Page and application data records
Content starts

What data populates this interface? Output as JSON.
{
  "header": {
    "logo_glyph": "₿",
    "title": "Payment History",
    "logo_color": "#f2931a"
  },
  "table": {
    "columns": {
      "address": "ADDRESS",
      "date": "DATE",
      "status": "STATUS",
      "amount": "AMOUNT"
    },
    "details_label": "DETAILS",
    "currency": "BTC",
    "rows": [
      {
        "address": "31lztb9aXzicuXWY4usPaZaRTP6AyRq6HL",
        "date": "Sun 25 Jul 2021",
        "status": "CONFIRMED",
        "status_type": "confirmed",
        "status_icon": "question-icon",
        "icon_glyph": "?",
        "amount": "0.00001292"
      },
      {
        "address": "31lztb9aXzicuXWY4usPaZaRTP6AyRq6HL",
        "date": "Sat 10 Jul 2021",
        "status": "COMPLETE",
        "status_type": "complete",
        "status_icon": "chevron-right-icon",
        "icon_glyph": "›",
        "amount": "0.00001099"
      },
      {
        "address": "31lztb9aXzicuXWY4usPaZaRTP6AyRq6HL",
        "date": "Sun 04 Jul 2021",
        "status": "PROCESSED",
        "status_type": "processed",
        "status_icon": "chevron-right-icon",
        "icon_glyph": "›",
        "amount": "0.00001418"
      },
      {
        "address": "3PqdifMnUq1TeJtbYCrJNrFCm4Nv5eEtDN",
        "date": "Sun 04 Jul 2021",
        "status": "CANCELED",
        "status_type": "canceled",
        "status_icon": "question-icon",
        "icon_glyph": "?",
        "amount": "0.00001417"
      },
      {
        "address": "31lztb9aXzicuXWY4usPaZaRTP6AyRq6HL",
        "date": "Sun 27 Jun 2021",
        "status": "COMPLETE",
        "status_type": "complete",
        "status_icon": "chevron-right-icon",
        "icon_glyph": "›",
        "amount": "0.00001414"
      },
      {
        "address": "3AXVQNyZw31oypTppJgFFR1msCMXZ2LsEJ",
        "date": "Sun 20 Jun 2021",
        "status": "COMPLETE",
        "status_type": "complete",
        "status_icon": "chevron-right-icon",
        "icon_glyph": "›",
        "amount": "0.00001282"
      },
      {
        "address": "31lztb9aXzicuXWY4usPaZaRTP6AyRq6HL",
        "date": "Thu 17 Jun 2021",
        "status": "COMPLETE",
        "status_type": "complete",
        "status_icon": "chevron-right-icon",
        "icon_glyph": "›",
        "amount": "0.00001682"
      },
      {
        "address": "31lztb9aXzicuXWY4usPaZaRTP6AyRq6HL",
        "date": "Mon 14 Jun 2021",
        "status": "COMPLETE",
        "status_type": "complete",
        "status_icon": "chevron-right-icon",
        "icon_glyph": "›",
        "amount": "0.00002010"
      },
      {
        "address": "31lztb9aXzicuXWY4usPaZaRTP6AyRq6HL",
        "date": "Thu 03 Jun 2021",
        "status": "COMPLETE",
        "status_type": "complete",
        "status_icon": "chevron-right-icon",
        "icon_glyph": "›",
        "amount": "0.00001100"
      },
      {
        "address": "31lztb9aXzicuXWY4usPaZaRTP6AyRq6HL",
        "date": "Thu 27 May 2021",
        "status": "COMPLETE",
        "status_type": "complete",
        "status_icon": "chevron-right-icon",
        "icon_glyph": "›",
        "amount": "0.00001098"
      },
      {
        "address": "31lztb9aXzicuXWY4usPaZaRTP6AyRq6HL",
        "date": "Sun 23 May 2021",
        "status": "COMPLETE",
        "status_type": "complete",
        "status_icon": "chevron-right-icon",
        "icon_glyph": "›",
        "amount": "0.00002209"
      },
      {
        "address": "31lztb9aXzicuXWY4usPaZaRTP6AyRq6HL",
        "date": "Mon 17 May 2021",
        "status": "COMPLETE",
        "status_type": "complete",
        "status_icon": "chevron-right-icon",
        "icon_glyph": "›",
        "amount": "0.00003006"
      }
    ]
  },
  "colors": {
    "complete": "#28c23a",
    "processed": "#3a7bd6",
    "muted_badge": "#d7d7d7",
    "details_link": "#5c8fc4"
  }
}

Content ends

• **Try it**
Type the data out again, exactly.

• **Your response**
What data populates this interface? Output as JSON.
{
  "header": {
    "logo_glyph": "₿",
    "title": "Payment History",
    "logo_color": "#f2931a"
  },
  "table": {
    "columns": {
      "address": "ADDRESS",
      "date": "DATE",
      "status": "STATUS",
      "amount": "AMOUNT"
    },
    "details_label": "DETAILS",
    "currency": "BTC",
    "rows": [
      {
        "address": "31lztb9aXzicuXWY4usPaZaRTP6AyRq6HL",
        "date": "Sun 25 Jul 2021",
        "status": "CONFIRMED",
        "status_type": "confirmed",
        "status_icon": "question-icon",
        "icon_glyph": "?",
        "amount": "0.00001292"
      },
      {
        "address": "31lztb9aXzicuXWY4usPaZaRTP6AyRq6HL",
        "date": "Sat 10 Jul 2021",
        "status": "COMPLETE",
        "status_type": "complete",
        "status_icon": "chevron-right-icon",
        "icon_glyph": "›",
        "amount": "0.00001099"
      },
      {
        "address": "31lztb9aXzicuXWY4usPaZaRTP6AyRq6HL",
        "date": "Sun 04 Jul 2021",
        "status": "PROCESSED",
        "status_type": "processed",
        "status_icon": "chevron-right-icon",
        "icon_glyph": "›",
        "amount": "0.00001418"
      },
      {
        "address": "3PqdifMnUq1TeJtbYCrJNrFCm4Nv5eEtDN",
        "date": "Sun 04 Jul 2021",
        "status": "CANCELED",
        "status_type": "canceled",
        "status_icon": "question-icon",
        "icon_glyph": "?",
        "amount": "0.00001417"
      },
      {
        "address": "31lztb9aXzicuXWY4usPaZaRTP6AyRq6HL",
        "date": "Sun 27 Jun 2021",
        "status": "COMPLETE",
        "status_type": "complete",
        "status_icon": "chevron-right-icon",
        "icon_glyph": "›",
        "amount": "0.00001414"
      },
      {
        "address": "3AXVQNyZw31oypTppJgFFR1msCMXZ2LsEJ",
        "date": "Sun 20 Jun 2021",
        "status": "COMPLETE",
        "status_type": "complete",
        "status_icon": "chevron-right-icon",
        "icon_glyph": "›",
        "amount": "0.00001282"
      },
      {
        "address": "31lztb9aXzicuXWY4usPaZaRTP6AyRq6HL",
        "date": "Thu 17 Jun 2021",
        "status": "COMPLETE",
        "status_type": "complete",
        "status_icon": "chevron-right-icon",
        "icon_glyph": "›",
        "amount": "0.00001682"
      },
      {
        "address": "31lztb9aXzicuXWY4usPaZaRTP6AyRq6HL",
        "date": "Mon 14 Jun 2021",
        "status": "COMPLETE",
        "status_type": "complete",
        "status_icon": "chevron-right-icon",
        "icon_glyph": "›",
        "amount": "0.00002010"
      },
      {
        "address": "31lztb9aXzicuXWY4usPaZaRTP6AyRq6HL",
        "date": "Thu 03 Jun 2021",
        "status": "COMPLETE",
        "status_type": "complete",
        "status_icon": "chevron-right-icon",
        "icon_glyph": "›",
        "amount": "0.00001100"
      },
      {
        "address": "31lztb9aXzicuXWY4usPaZaRTP6AyRq6HL",
        "date": "Thu 27 May 2021",
        "status": "COMPLETE",
        "status_type": "complete",
        "status_icon": "chevron-right-icon",
        "icon_glyph": "›",
        "amount": "0.00001098"
      },
      {
        "address": "31lztb9aXzicuXWY4usPaZaRTP6AyRq6HL",
        "date": "Sun 23 May 2021",
        "status": "COMPLETE",
        "status_type": "complete",
        "status_icon": "chevron-right-icon",
        "icon_glyph": "›",
        "amount": "0.00002209"
      },
      {
        "address": "31lztb9aXzicuXWY4usPaZaRTP6AyRq6HL",
        "date": "Mon 17 May 2021",
        "status": "COMPLETE",
        "status_type": "complete",
        "status_icon": "chevron-right-icon",
        "icon_glyph": "›",
        "amount": "0.00003006"
      }
    ]
  },
  "colors": {
    "complete": "#28c23a",
    "processed": "#3a7bd6",
    "muted_badge": "#d7d7d7",
    "details_link": "#5c8fc4"
  }
}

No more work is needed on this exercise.